▶ **Excerpted data**
◇ ◇ ◇ ◇ ◇ ◇ ◇

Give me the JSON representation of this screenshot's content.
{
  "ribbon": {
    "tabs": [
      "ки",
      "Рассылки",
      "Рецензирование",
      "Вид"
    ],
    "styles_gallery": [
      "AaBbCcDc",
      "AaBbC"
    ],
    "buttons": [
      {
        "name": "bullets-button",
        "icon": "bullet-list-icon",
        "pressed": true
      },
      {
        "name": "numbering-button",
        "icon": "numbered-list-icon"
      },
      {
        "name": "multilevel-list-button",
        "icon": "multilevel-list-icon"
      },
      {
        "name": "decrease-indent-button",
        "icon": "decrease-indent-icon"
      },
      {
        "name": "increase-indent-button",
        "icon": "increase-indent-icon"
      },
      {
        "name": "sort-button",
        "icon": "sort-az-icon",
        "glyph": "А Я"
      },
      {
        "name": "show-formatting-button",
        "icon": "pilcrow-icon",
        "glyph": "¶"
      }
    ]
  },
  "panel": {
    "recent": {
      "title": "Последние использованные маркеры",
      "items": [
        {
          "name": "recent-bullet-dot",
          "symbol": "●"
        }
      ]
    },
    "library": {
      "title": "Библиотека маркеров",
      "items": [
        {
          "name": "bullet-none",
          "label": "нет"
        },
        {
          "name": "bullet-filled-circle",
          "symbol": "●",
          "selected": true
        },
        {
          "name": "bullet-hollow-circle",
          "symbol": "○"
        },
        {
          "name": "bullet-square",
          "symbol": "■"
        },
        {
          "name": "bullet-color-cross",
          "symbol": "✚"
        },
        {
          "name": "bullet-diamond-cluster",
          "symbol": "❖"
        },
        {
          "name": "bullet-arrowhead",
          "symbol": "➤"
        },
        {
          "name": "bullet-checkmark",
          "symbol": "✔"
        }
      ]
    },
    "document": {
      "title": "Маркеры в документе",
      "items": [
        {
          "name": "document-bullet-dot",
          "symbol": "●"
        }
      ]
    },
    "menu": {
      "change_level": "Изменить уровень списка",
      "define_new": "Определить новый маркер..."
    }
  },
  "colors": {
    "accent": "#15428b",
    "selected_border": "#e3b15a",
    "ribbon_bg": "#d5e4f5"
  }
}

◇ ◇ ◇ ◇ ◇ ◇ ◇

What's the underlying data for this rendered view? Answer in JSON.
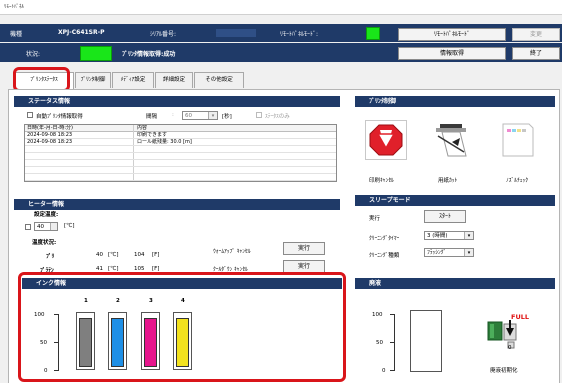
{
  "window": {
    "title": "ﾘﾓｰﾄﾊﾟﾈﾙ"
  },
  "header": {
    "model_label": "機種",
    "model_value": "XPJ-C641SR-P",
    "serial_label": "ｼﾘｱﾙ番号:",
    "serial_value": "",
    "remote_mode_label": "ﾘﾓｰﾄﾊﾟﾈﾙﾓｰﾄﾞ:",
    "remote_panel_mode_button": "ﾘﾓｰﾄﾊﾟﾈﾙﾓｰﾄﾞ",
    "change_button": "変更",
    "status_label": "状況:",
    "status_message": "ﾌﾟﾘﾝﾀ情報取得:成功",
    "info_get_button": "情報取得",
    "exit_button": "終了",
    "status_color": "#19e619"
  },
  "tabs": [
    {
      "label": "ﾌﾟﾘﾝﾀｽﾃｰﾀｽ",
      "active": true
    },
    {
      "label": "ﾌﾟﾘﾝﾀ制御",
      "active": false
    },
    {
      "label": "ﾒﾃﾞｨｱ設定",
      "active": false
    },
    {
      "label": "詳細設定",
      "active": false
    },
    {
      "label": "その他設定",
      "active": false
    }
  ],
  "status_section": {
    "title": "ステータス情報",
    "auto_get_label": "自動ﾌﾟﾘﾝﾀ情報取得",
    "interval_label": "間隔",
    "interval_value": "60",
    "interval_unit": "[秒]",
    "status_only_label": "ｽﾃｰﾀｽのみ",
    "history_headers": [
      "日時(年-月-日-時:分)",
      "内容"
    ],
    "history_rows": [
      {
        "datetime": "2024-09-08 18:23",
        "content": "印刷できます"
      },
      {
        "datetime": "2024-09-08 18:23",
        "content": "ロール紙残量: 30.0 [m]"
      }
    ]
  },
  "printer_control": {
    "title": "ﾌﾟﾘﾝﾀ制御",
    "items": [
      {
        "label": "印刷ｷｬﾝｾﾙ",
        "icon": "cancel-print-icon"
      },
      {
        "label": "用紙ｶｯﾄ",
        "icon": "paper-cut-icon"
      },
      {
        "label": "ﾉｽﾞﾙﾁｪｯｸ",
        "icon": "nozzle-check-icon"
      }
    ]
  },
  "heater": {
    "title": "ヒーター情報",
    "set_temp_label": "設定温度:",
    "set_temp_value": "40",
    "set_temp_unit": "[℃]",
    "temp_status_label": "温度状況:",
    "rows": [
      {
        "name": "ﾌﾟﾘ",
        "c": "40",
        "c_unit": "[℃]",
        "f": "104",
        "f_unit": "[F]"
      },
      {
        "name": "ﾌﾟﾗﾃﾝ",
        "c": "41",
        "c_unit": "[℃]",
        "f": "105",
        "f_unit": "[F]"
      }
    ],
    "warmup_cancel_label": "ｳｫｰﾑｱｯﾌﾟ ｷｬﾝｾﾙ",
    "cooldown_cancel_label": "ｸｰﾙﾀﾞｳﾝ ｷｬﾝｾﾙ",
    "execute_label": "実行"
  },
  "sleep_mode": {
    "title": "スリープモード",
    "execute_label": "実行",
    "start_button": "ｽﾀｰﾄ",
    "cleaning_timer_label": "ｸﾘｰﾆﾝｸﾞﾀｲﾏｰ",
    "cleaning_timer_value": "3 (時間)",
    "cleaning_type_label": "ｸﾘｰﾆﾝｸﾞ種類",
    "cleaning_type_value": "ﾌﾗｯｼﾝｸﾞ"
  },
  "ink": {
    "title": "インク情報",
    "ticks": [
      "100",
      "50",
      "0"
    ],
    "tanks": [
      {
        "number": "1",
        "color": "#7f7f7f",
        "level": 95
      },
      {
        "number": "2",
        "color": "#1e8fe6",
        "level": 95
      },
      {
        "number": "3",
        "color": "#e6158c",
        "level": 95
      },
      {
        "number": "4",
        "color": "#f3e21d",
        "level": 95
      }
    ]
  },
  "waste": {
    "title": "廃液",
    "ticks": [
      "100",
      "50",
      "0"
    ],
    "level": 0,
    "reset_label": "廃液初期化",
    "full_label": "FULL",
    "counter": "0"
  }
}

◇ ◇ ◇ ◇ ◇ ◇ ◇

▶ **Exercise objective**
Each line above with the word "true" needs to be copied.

▶ **Solution to this problem**
        "pressed": true
          "selected": true
      "active": true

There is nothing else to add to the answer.